Kenya’s failure shows that ISI could not provide the solution the country needed. ISI may strengthen a domestic economy, but it weakens the overall product. Countries using ISI do not expose themselves to international competition, so their products may not be as good as international products. This allows other countries creating superior, cheaper products to outperform domestic products. The inability to compete globally stifles domestic markets and creates a system of poverty. When the economy fails to produce meaningful success, the impoverished become worse off. The fact that Kenya cut off global markets limited its trade partners and opportunities for innovation.

Overcoming Industrialization

Kenya’s road to recovery begins with opening its economy to the world. Agra, an NGO dedicated to supporting African agriculture, starts the process of economic revitalization with fixes to Kenyan agricultural policy and practice. Agra’s main goal is to create initiatives that drive productivity and benefit small farmers’ incomes, food security and nutrition. Agra plans to support a more streamlined and efficient marketplace for agricultural leaders to conduct business. With an easily accessible market, farmers can begin to engage with the global market in a more effective way.
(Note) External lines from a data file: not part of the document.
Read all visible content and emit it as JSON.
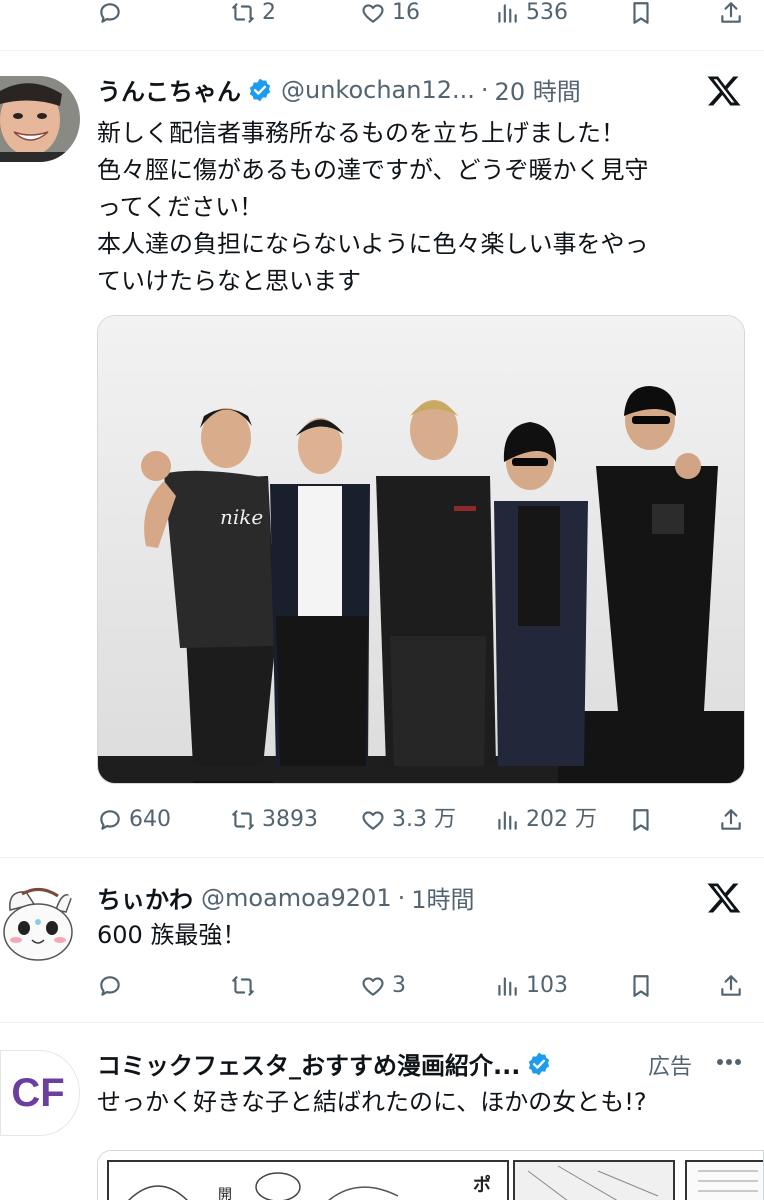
{
  "top_actions": {
    "reply_count": "",
    "retweet_count": "2",
    "like_count": "16",
    "view_count": "536"
  },
  "tweet1": {
    "display_name": "うんこちゃん",
    "handle": "@unkochan12...",
    "separator": "·",
    "time": "20 時間",
    "text": "新しく配信者事務所なるものを立ち上げました！\n色々脛に傷があるもの達ですが、どうぞ暖かく見守\nってください！\n本人達の負担にならないように色々楽しい事をやっ\nていけたらなと思います",
    "shirt_text": "nike",
    "actions": {
      "reply_count": "640",
      "retweet_count": "3893",
      "like_count": "3.3 万",
      "view_count": "202 万"
    }
  },
  "tweet2": {
    "display_name": "ちぃかわ",
    "handle": "@moamoa9201",
    "separator": "·",
    "time": "1時間",
    "text": "600 族最強！",
    "actions": {
      "reply_count": "",
      "retweet_count": "",
      "like_count": "3",
      "view_count": "103"
    }
  },
  "tweet3": {
    "avatar_text": "CF",
    "display_name": "コミックフェスタ_おすすめ漫画紹介...",
    "ad_label": "広告",
    "text": "せっかく好きな子と結ばれたのに、ほかの女とも!?",
    "comic_text_1": "開",
    "comic_text_2": "ポ"
  },
  "colors": {
    "text_primary": "#0f1419",
    "text_secondary": "#536471",
    "verified_blue": "#1d9bf0",
    "divider": "#eff3f4",
    "cf_purple": "#6b3fa0"
  }
}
Agra also works toward making agriculture a more inclusive industry by helping more young people and women work in agriculture. Agra believes that more participation from women and youth will increase economic independence among rural farmers and the market will become a stronger base for further developing the Kenyan economy.

One must undergo the process of understanding failed industrialization and how it contributed to poverty in Africa in order to fix those wrongs and ensure the success of the continent’s countries. The old economic industrialization theory of ISI broke many African countries, but with a greater understanding of the economy comes a more focused effort to right the wrongs of the past. By starting small and building up businesses from the roots of the Kenyan economy, NGOs like Agra play a crucial role in getting not only Kenya’s economy back on the right track, but also that of Africa as a whole.

– Spencer Julian
Photo: Wikimedia Commons